3.4 Can constructive notice, or a finding that a respondent “knew or should have known” about a trademark, or willful blindness, form a basis for finding bad faith?
3.5 What is the role of a disclaimer on the web page of a disputed domain name?
3.6 Can statements made in settlement discussions be relevant to showing bad faith?
3.7 Does the renewal of the registration of a domain name amount to a registration for the purposes of determining whether the domain name was registered in bad faith?
3.8 Can third-party or “automatically generated” material appearing on a website form a basis for finding registration and/or use in bad faith?
3.9 Can use of a privacy or proxy registration service form a basis for finding bad faith?
3.10 Can the use of “robots.txt” or similar mechanisms to prevent website content being accessed in an on-line archive form a basis for finding in bad faith?
3.11 Can tarnishment of a trademark form a basis for finding bad faith?

4. Procedural Questions

4.1 What deference is owed to past UDRP decisions dealing with similar factual matters or legal issues?
4.2 Will the WIPO Center put an unsolicited supplemental filing before a panel, and in what circumstances would a panel accept such filing?
4.3 What is the proper language of the proceeding and what are the relevant considerations in this regard?
4.4 Under what circumstances can a refiled case be accepted?
4.5 May a panel perform independent research when reaching a decision?
4.6 Does failure of a respondent to respond to the complaint (respondent default) automatically result in the complainant being granted the requested remedy?
4.7 What is the standard of proof under the UDRP?
4.8 Under what circumstances may further domain names be added to a filed complaint?
4.9 Who is the proper respondent in a case involving a privacy or proxy registration service?
4.10 Does delay in bringing a complaint prevent a complainant from filing under the UDRP?
4.11 Can a registrar be liable as a registrant under the UDRP?
4.12 Can UDRP proceedings be suspended for purposes of settlement?
4.13 Can a panel decide a case under the UDRP based on a respondent’s consent to transfer?
4.14 What is the relationship between UDRP proceedings and court proceedings?
4.15 To what extent is national law relevant to a panel assessment of rights and legitimate interests and/or bad faith?
4.16 Can multiple complainants bring a single consolidated complaint against a respondent? Can a single consolidated complaint be brought against multiple respondents?
4.17 In what circumstances should a finding of Reverse Domain Name Hijacking or abuse of process be made?

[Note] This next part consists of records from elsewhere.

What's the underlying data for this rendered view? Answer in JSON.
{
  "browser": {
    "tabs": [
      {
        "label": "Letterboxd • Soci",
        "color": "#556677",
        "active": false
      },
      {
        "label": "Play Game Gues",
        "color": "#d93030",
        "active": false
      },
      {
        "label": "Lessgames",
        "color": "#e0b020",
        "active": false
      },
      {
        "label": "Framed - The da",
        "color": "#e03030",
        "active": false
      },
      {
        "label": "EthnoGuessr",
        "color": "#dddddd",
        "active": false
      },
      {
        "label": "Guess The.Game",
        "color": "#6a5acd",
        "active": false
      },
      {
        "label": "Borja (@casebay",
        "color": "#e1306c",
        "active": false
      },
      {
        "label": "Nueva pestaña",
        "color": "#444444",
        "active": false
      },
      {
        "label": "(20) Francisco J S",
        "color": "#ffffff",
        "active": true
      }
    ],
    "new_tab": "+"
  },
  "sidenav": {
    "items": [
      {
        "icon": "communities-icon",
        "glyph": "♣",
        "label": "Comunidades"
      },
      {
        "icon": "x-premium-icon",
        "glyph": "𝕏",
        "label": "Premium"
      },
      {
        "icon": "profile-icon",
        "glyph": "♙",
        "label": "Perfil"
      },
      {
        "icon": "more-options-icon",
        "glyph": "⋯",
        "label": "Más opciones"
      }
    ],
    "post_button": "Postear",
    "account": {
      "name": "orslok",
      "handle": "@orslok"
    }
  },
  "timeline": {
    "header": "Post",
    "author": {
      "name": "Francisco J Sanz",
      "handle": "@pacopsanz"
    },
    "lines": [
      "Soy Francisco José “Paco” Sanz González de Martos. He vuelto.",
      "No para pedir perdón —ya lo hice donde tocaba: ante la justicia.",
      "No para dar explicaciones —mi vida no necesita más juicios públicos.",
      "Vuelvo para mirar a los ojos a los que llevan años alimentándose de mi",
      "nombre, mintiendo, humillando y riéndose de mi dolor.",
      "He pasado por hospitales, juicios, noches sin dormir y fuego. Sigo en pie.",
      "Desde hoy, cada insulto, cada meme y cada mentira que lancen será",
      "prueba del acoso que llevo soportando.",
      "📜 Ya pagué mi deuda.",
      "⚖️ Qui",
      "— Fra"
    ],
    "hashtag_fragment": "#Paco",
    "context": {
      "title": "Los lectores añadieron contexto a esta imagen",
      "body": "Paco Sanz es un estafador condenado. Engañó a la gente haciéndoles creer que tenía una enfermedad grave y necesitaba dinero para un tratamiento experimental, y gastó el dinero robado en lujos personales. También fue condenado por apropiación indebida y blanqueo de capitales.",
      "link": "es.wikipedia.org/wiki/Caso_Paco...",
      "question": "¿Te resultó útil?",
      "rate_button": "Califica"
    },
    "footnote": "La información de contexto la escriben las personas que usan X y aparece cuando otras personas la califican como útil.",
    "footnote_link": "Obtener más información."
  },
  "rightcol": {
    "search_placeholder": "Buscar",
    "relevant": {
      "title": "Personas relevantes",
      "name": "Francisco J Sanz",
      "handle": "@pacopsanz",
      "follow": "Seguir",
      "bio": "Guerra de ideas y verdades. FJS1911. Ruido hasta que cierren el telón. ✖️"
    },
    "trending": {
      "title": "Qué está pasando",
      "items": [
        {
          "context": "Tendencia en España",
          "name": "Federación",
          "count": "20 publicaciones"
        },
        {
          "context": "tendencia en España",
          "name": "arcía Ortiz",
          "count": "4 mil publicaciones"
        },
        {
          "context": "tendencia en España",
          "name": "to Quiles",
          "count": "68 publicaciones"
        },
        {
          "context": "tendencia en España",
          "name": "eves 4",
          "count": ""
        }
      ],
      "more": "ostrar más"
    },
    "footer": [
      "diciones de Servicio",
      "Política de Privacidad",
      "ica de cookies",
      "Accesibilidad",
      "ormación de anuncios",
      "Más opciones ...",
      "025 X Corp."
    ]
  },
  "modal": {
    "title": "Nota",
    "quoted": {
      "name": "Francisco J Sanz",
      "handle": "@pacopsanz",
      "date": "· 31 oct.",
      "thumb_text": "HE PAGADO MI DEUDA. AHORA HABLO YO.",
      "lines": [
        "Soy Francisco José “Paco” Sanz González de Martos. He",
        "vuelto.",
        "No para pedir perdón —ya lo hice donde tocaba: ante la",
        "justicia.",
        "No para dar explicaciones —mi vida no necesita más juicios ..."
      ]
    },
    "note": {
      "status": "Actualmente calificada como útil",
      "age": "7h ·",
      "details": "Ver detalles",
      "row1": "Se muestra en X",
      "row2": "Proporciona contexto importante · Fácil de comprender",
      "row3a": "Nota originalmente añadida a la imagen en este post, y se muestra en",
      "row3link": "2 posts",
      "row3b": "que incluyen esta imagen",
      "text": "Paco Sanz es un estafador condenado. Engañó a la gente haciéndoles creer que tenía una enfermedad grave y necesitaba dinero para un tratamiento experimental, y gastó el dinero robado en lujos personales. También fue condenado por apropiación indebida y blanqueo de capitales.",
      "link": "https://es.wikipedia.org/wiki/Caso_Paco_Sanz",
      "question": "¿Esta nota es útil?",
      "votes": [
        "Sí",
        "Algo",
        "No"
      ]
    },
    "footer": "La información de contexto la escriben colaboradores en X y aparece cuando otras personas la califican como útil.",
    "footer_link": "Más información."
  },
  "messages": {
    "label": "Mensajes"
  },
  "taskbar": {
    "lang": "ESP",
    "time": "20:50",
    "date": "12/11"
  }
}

Categories
Top Level Domains

ICANN Explains New Top Level Domains